If you know any of these individuals please give them a personal call or send them an email and tell them why you believe the current Illinois laws regarding raw milk sales are indeed, good enough. Share with them how limiting the availability of raw milk will affect you and/or your family either as a consumer or a raw milk producer.  Refer to LAST WEEKS RAW MILK POST if you need help with talking points. Or just call me 815-635-3414 or email me for help.  Please note the list is not complete as I was not able to discover all the contact phone numbers.

Also of importance, the current Raw Milk Steering Committee currently has 19 members that I know of. Of those 19 I am the ONLY raw milk farmer who makes their living from raw milk sales. Three other small farmers are on the committee but sell very minimal amounts of raw milk and do not rely on these sales for any major part of their income. In addition I identified  3 other members as small business owners who sell pasteurized milk products but NO RAW MILK at all.  Of the remaining 12 members: (1)  FDA, (2)  IDPH, (1) University of Illinois (5) Prairie Farms: Dairy Farm Cooperative with 700 members across the Midwest  (1) Illinois Farm Bureau (2) Dean Foods

The following is the list of names and phone numbers and emails I was able to obtain;

Representing the Illinois Department of Public Health:
Molly Lamb  217-782-4977
(Division Chief of Food Drugs and Dairies)
Steve Divincenzo 217-785-2439
( Director of the Dairy Division)

Representing The University of Illinois
Dr. John Herrmann  217-265-6585
Professor Veterinary Clinical Medicine
Director DVM/MPH

Representing the FDA (US Food and Drug Administration)
Lawrence Terando

Representing Prairie Farms
Don Mackinson
Kevin Olson
Dave Lattan
Joe Delaney
Tom Benthien

Representing the Illinois Farm Bureau
Jim Fraley

Representing Dean Foods
Roger Hooi
John Sanford

Keep in mind that I personally called Molly Lamb on Match 19 and expressed my serious concern over the one-sided anti-raw milk composition of the committee. She told me she did not know how to contact any raw milk consumers or farmers (yet they managed to find me!)

I suggested several other names to her. She asked that I put them in an email. Last week I submitted a list to her of 6 raw milk farmers and 4 consumers all of which had given me permission to do so. Molly has since thanked me for the list and told me that Steve Divincenzo would be making contact with those individuals I suggested.

I do hope he follows through. In the last 4 days I have recieved several more names for inclusion to the Raw Milk Steering Committee and I will submit those names as well.

Now, you might question the reasoning behind my listing these committee members names on my blog for the whole world to see but my response is...why not? If indeed these people feel they have the "authority" to propose rules that can drastically alter the lives of consumers and farmers, possibly affecting the health, well being and ability to make a living of those who rely on raw milk, should those raw milk steering committee members not be held accountable to the public for their actions?

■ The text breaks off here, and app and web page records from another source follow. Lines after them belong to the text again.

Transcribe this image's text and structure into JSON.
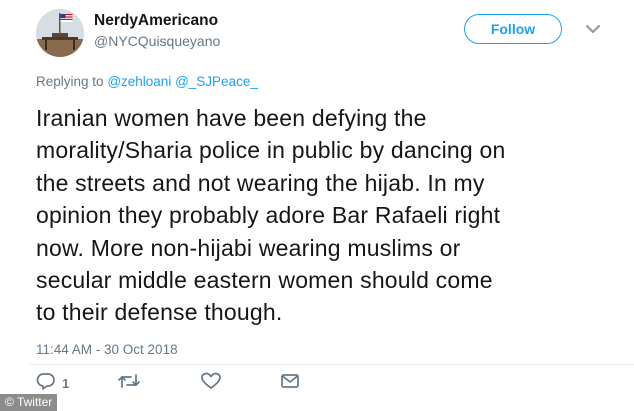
{
  "user": {
    "display_name": "NerdyAmericano",
    "handle": "@NYCQuisqueyano"
  },
  "follow_label": "Follow",
  "replying": {
    "prefix": "Replying to",
    "mentions": [
      "@zehloani",
      "@_SJPeace_"
    ]
  },
  "tweet_lines": [
    "Iranian women have been defying the",
    "morality/Sharia police in public by dancing on",
    "the streets and not wearing the hijab. In my",
    "opinion they probably adore Bar Rafaeli right",
    "now. More non-hijabi wearing muslims or",
    "secular middle eastern women should come",
    "to their defense though."
  ],
  "timestamp": "11:44 AM - 30 Oct 2018",
  "actions": {
    "reply_count": "1",
    "reply_icon": "reply-icon",
    "retweet_icon": "retweet-icon",
    "like_icon": "heart-icon",
    "dm_icon": "envelope-icon"
  },
  "credit": "© Twitter",
  "colors": {
    "accent": "#1da1f2",
    "text": "#14171a",
    "muted": "#657786"
  }
}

Since it is our tax money that pays their salaries, and I am talking about all those listed above, not the small businesses also on the committee, should they not be required to answer the phone calls, letters and emails they might receive? After all, no one is paying my husband or I for the time and money we are spending to defend our livelihood, suddenly put at the mercy of those whose salaries are paid for by all of our hard work, why shouldn't they have to answer the publics questions and concerns.?

Part of their job description I might suggest.

Don't forget the May 1 mtg of the next IDPH Raw Milk Steering Committee. !!!
It is an OPEN mtg and we need to fill the room will raw milk advocates.  10 am    1701 Towanda Avenue, Bloomington, Illinois. Please call IDPH a couple days before to verify time and place  217-782-4977